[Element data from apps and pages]
Segment Open

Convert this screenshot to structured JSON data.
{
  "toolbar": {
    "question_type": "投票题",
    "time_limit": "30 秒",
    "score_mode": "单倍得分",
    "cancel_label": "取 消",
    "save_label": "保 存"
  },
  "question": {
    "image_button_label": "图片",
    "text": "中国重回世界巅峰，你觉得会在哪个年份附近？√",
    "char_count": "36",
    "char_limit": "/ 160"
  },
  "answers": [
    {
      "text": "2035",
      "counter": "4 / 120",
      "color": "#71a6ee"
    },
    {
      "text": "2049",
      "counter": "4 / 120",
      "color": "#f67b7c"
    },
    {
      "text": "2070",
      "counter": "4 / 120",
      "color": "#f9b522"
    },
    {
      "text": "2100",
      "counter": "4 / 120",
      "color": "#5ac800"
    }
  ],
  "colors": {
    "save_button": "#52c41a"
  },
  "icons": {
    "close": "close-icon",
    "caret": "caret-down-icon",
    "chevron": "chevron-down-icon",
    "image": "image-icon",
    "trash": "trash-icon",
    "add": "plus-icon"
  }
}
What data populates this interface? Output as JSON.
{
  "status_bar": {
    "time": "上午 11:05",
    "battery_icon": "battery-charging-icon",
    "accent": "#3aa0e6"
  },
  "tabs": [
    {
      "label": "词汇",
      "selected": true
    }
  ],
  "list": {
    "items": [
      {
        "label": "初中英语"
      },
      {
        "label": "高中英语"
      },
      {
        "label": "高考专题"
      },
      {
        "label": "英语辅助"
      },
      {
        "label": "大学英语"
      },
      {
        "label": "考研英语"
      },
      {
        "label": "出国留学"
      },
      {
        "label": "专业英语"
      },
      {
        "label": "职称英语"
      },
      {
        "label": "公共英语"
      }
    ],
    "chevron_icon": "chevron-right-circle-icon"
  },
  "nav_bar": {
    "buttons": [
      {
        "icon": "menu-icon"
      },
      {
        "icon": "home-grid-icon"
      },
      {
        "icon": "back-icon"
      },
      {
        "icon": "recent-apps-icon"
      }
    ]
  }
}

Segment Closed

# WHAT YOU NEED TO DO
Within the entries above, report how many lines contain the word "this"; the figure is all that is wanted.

# EXERCISE RESULT
2